Here are some suggestions for conversations to have:
Preparing for surgery
Cleaning the house: Tackling this task together beforehand to make things easier for the first few weeks after surgery can be a good idea.
Prepping meals: Even if your partner loves to cook, the added caretaking can be exhausting and having a few pre-prepped meals can give them a break.
Gathering items needed for recovery: Set up a recovery spot in bed or on the couch with everything you’ll need close by.
Discussing the worst-case scenario: Dying in surgery is rare but some people like to discuss their will and afterlife preparations just in case.
At the hospital
Do you want them with you?: Let your partner know if you need them there the whole time, and if you have kids, find childcare together.
Discuss how your partner can advocate for you: Make sure they know your wishes if the surgeon asks them questions during the procedure, discuss how they can advocate for your care in recovery if you have to stay a few nights, and review how they can communicate to family and friends on your behalf.
Who can visit you?: If the hospital allows visitors, discuss who if anyone you would be Ok to have stopping by.
Explain what tasks you normally do that your partner will need to take over.

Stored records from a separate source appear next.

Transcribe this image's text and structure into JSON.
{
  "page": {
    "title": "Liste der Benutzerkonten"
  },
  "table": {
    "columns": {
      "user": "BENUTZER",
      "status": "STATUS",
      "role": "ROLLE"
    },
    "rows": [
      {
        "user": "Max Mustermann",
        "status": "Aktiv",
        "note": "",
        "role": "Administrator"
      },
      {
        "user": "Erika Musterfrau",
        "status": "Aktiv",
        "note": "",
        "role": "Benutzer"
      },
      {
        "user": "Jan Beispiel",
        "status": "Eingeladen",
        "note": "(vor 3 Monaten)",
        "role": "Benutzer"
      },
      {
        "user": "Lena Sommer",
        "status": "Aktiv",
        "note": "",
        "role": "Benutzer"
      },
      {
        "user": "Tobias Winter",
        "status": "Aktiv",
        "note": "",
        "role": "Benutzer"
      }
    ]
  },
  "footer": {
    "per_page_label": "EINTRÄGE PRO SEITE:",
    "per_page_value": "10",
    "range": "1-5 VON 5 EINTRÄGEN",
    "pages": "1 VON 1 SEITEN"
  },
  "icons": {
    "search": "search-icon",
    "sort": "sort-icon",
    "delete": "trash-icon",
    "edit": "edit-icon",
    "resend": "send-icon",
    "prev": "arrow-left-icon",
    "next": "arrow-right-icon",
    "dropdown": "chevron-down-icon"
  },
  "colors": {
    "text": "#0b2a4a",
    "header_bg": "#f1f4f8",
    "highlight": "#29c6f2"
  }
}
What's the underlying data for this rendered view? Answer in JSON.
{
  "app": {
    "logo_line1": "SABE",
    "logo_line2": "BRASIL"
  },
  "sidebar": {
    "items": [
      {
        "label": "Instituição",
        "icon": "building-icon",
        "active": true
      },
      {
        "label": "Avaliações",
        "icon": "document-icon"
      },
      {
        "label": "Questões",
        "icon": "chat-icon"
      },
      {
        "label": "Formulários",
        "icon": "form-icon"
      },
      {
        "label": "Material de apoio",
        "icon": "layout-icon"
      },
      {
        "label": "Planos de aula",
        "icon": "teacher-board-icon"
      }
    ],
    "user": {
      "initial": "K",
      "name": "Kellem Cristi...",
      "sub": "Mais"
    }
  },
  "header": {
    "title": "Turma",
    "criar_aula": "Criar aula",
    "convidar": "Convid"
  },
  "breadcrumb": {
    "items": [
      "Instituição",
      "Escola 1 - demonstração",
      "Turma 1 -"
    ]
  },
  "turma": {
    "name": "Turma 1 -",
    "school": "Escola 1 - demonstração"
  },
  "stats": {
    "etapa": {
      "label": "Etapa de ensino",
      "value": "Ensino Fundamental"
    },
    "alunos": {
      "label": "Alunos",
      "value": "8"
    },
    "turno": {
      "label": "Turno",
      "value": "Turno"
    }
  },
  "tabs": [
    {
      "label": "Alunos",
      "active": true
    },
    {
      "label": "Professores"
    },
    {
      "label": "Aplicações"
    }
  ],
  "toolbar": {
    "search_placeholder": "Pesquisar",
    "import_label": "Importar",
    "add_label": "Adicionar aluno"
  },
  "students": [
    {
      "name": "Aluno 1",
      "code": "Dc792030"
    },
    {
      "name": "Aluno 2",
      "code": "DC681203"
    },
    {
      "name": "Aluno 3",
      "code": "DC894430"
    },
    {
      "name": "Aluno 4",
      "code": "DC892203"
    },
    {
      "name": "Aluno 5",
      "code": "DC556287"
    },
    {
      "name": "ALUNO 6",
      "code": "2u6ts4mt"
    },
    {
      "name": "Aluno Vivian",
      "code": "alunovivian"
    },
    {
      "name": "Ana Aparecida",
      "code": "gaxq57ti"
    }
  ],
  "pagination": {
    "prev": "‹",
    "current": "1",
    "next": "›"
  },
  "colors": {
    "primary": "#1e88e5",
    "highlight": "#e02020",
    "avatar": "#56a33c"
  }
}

Don’t assume they know what you take care of around the house; a list can be handy.
Identify outside help if needed. Don’t overload your partner: If you need help with the kids set that up, hire a cleaning person, or plan to order takeout.
How much time will your partner will need to take off to help you in recovery? Discuss how long you’d like support, and if your partner can get that approved at work.
It is important to have ongoing conversations about how you both are feeling and what you need help with. It can be normal after surgery to experience elevated depression or anxiety symptoms, so make sure your partner knows that, and what they can do to help. Of course, finding a therapist for individual therapy, couples therapy, or both can also be really helpful in this situation.